Sheffield Hallam programme for STEM teachers kicks off
21st January 2019
A ground-breaking partnership between Sheffield Hallam University and Wipro Limited to support teachers in South Yorkshire through a long-term programme of development has begun.

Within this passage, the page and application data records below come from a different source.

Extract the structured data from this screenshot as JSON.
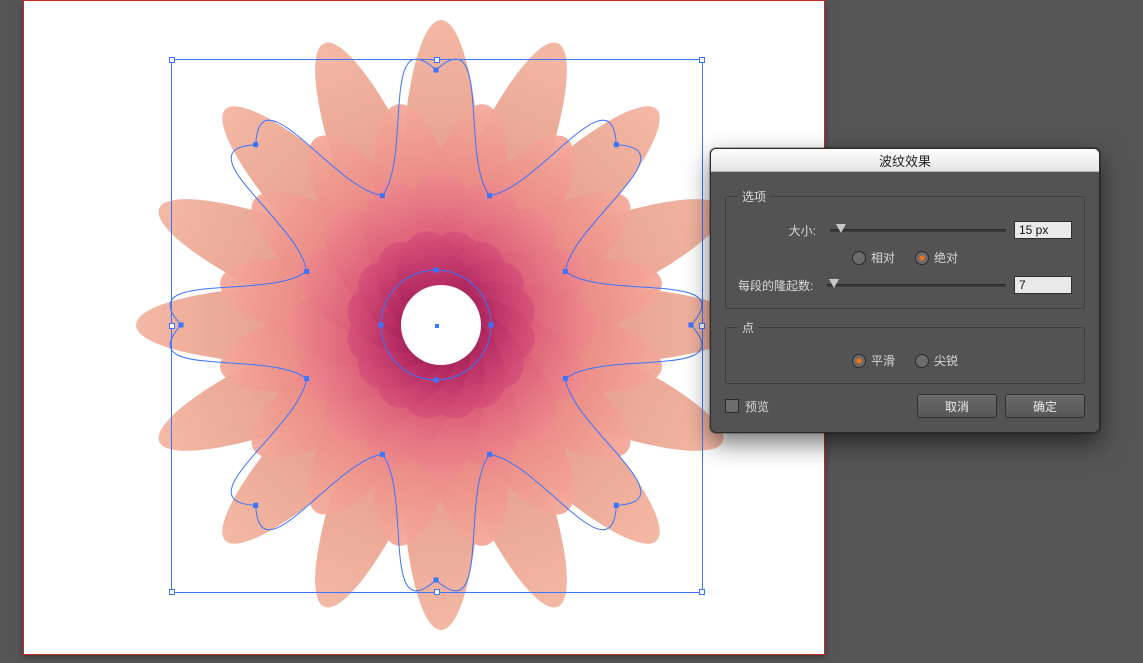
{
  "canvas": {
    "artboard_border_color": "#c72a1f",
    "selection_color": "#3a74ff"
  },
  "artwork": {
    "description": "radial flower blend",
    "petal_count": 16,
    "colors": {
      "outer_light": "#f2b39d",
      "outer_dark": "#d7776e",
      "inner_light": "#ef8e8e",
      "inner_dark": "#8e1952"
    }
  },
  "dialog": {
    "title": "波纹效果",
    "options_group": {
      "legend": "选项",
      "size": {
        "label": "大小:",
        "value": "15 px",
        "slider_percent": 6
      },
      "mode": {
        "relative": "相对",
        "absolute": "绝对",
        "selected": "absolute"
      },
      "ridges": {
        "label": "每段的隆起数:",
        "value": "7",
        "slider_percent": 4
      }
    },
    "points_group": {
      "legend": "点",
      "smooth": "平滑",
      "corner": "尖锐",
      "selected": "smooth"
    },
    "preview_label": "预览",
    "preview_checked": false,
    "cancel": "取消",
    "ok": "确定"
  }
}
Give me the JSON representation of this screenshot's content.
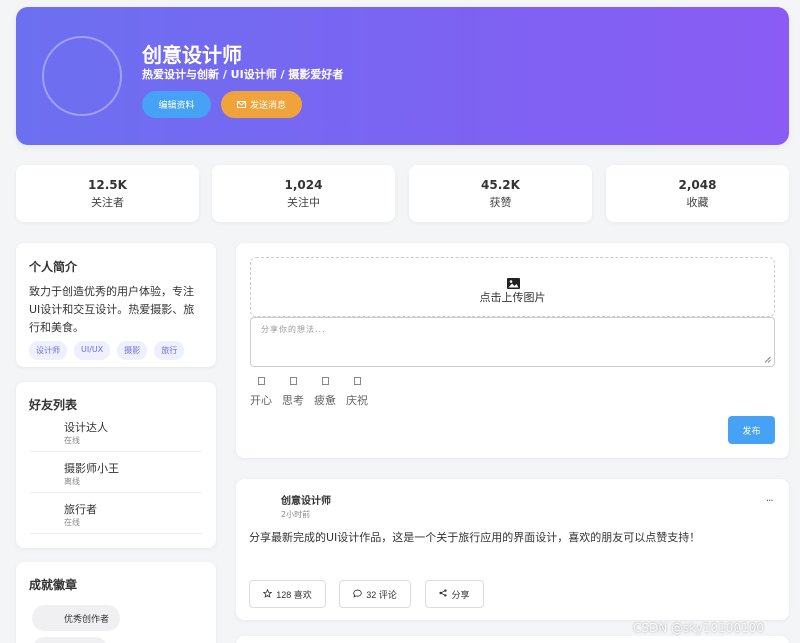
{
  "profile": {
    "name": "创意设计师",
    "tagline": "热爱设计与创新 / UI设计师 / 摄影爱好者",
    "edit_button": "编辑资料",
    "message_button": "发送消息"
  },
  "stats": [
    {
      "value": "12.5K",
      "label": "关注者"
    },
    {
      "value": "1,024",
      "label": "关注中"
    },
    {
      "value": "45.2K",
      "label": "获赞"
    },
    {
      "value": "2,048",
      "label": "收藏"
    }
  ],
  "bio": {
    "title": "个人简介",
    "text": "致力于创造优秀的用户体验，专注UI设计和交互设计。热爱摄影、旅行和美食。",
    "tags": [
      "设计师",
      "UI/UX",
      "摄影",
      "旅行"
    ]
  },
  "friends": {
    "title": "好友列表",
    "items": [
      {
        "name": "设计达人",
        "status": "在线"
      },
      {
        "name": "摄影师小王",
        "status": "离线"
      },
      {
        "name": "旅行者",
        "status": "在线"
      }
    ]
  },
  "badges": {
    "title": "成就徽章",
    "items": [
      "优秀创作者"
    ]
  },
  "composer": {
    "upload_label": "点击上传图片",
    "placeholder": "分享你的想法...",
    "moods": [
      "开心",
      "思考",
      "疲惫",
      "庆祝"
    ],
    "publish_button": "发布"
  },
  "post": {
    "author": "创意设计师",
    "time": "2小时前",
    "menu": "···",
    "text": "分享最新完成的UI设计作品，这是一个关于旅行应用的界面设计，喜欢的朋友可以点赞支持！",
    "like_label": "128 喜欢",
    "comment_label": "32 评论",
    "share_label": "分享"
  },
  "watermark": "CSDN @sky10100100",
  "colors": {
    "header_gradient_start": "#6c70f0",
    "header_gradient_end": "#8a5cf5",
    "primary_button": "#45a2f5",
    "secondary_button": "#f0a33a",
    "tag_text": "#6b6fe0",
    "page_background": "#f4f5f7"
  },
  "icons": {
    "message_button_icon": "envelope-icon",
    "upload_icon": "image-icon",
    "like_icon": "star-icon",
    "comment_icon": "comment-icon",
    "share_icon": "share-icon"
  }
}
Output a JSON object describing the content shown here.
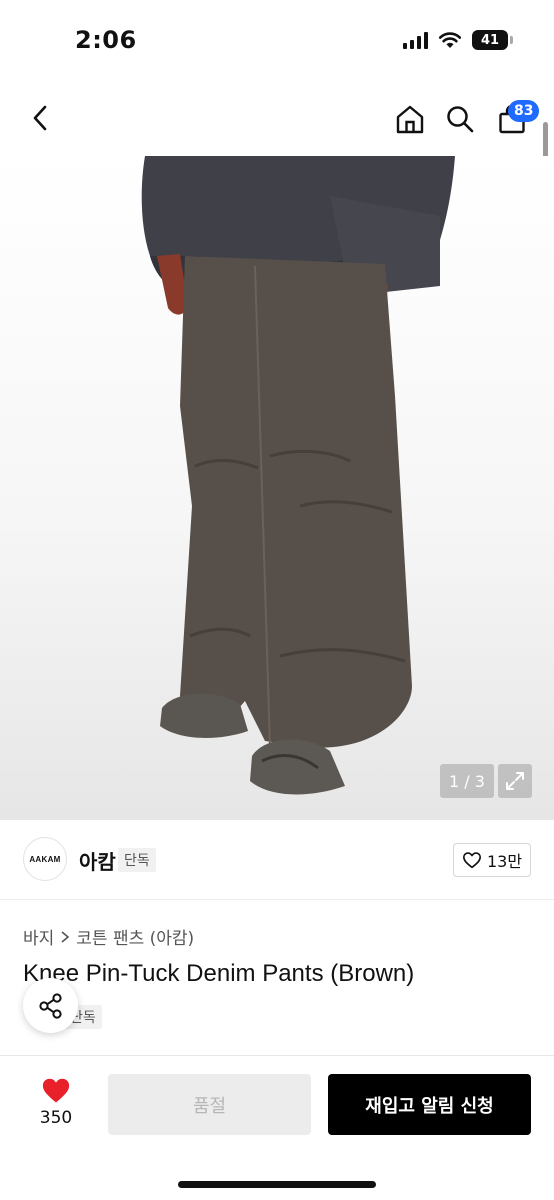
{
  "status_bar": {
    "time": "2:06",
    "battery": "41"
  },
  "nav": {
    "cart_count": "83"
  },
  "gallery": {
    "counter": "1 / 3"
  },
  "brand": {
    "logo_text": "AAKAM",
    "name": "아캄",
    "tag": "단독",
    "likes": "13만"
  },
  "product": {
    "breadcrumb": [
      "바지",
      "코튼 팬츠 (아캄)"
    ],
    "title": "Knee Pin-Tuck Denim Pants (Brown)",
    "exclusive_tag": "단독"
  },
  "bottom": {
    "heart_count": "350",
    "sold_out_label": "품절",
    "notify_label": "재입고 알림 신청"
  },
  "colors": {
    "accent": "#1f6bff",
    "heart": "#e8202a",
    "primary_button": "#000000",
    "disabled_button": "#ececec"
  },
  "icons": [
    "back-icon",
    "home-icon",
    "search-icon",
    "bag-icon",
    "expand-icon",
    "heart-outline-icon",
    "share-icon",
    "heart-filled-icon"
  ]
}
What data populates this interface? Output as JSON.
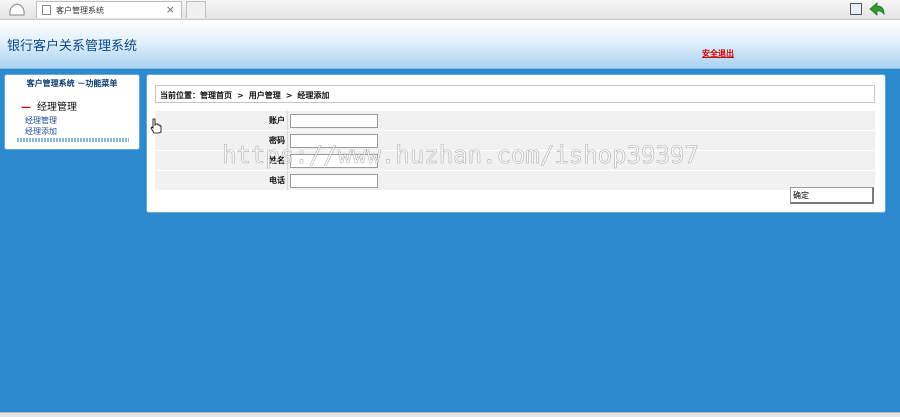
{
  "browser": {
    "tab_title": "客户管理系统",
    "tab_close": "×"
  },
  "header": {
    "title": "银行客户关系管理系统",
    "logout": "安全退出"
  },
  "sidebar": {
    "title": "客户管理系统 －功能菜单",
    "section": "经理管理",
    "section_marker": "—",
    "items": [
      {
        "label": "经理管理"
      },
      {
        "label": "经理添加"
      }
    ]
  },
  "breadcrumb": {
    "prefix": "当前位置：",
    "items": [
      "管理首页",
      "用户管理",
      "经理添加"
    ],
    "separator": ">"
  },
  "form": {
    "fields": [
      {
        "label": "账户",
        "value": ""
      },
      {
        "label": "密码",
        "value": ""
      },
      {
        "label": "姓名",
        "value": ""
      },
      {
        "label": "电话",
        "value": ""
      }
    ],
    "submit": "确定"
  },
  "watermark": "https://www.huzhan.com/ishop39397"
}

Made possible thanks to a donation from Wipro Limited, a global information technology company based in India, the initiative will support newly qualified, early and mid-career teachers in the STEM subjects (science, technology, engineering, computer science and mathematics). The programmes come as a direct response to the chronic shortage of STEM teachers in the UK. A 2018 report by the Education Policy Institute (EPI) found that teacher training applications were down by 5% in 2018 compared to the year before, and that's not the only problem. Teachers are also leaving the profession at a higher rate than ever before, with only 60% of teachers remaining in the profession for five years or more after training. For STEM subjects, this 5-year retention rate drops to just 50%. The 18-month programmes will give teachers in South Yorkshire the opportunity to improve their pedagogical and subject knowledge through use of evidence and enquiry into their practice and to receive individualised support through local mentors. Three cohorts will enter the programme, the first of which began in January, the second cohort will begin in September 2019 and the third in September 2020. Schools from across Sheffield, Rotherham, Doncaster, Barnsley and North Derbyshire are partnering with the Sheffield Institute of Education (SIoE) at Sheffield Hallam. The current cohort involves fifteen schools, with twenty-two teacher fellows and mentors. Jenny Townson, a science teacher at the XP East School in Doncaster, said: "I wanted to be involved in the programme as a teacher fellow to further my continuing professional development (CPD) through collaboration and use that support to continue improving my teaching methods and pedagogy. "I'm really confident in my subject knowledge, teaching physics, chemistry and biology at GCSE level, but this is about making sure we're being innovative and using the resources that we have available. I'm really looking forward to working together to really get back to why we became teachers, following that passion and creativity to improve." Adam Castle, a physics teacher from Forge Valley School in Sheffield, said: "I've been teaching for 14 years and I'm really looking forward to getting started on this programme. I'll be working with a recently qualified teacher, looking to develop her teaching techniques and ensure the students are really engaging with the subject as much as possible. "In turn, this will hopefully help her get some satisfaction from what she's doing and feel confident about her teaching and interaction with the students. And of course, the beauty of this project is that not only will my teacher fellow (hopefully) see these benefits, at the same time I'll also be able to develop and improve as well." The initiative feeds into Sheffield Hallam's social mobility programme South Yorkshire Futures and will be led by Dr Emily Perry, deputy head of the Centre for Development and Research in Education and head of funded knowledge exchange for SIoE. Dr Emily Perry said: "The Wipro teacher fellow and mentor programmes aim to increase young people's enjoyment, attainment and progression in STEM subjects by supporting teachers in developing their practice using a collaborative programme of learning and development." "It's very exciting to introduce the first cohort of our teacher fellows and mentors to the programme today, to have everyone here getting to know each other and begin to see how the programme will come together. This is a three-way exchange, with the mentors, fellows and university staff learning and gaining from each other, improving practice and understanding." Sheffield Hallam University is the most prominent university in the UK for driving improvements in education and championing social mobility. As a key regional institution, the University has committed to improving education across South Yorkshire through its ground-breaking social mobility partnership: South Yorkshire Futures. The flagship project, backed by the Department for Education, aims to improve attainment and raise aspiration for young people from disadvantaged backgrounds across all age groups, whilst developing a dedicated workforce to support them. Sheffield Institute of Education (SIoE) is a national centre of education, recognised for its excellence and innovation in teaching and learning. From early years through to higher education, SIoE provides over 1,000 qualified teachers each year to the local region across all age groups. For press information: Laura Burden in the Sheffield Hallam University press office on 0114 225 5301 or email firstname.lastname@example.org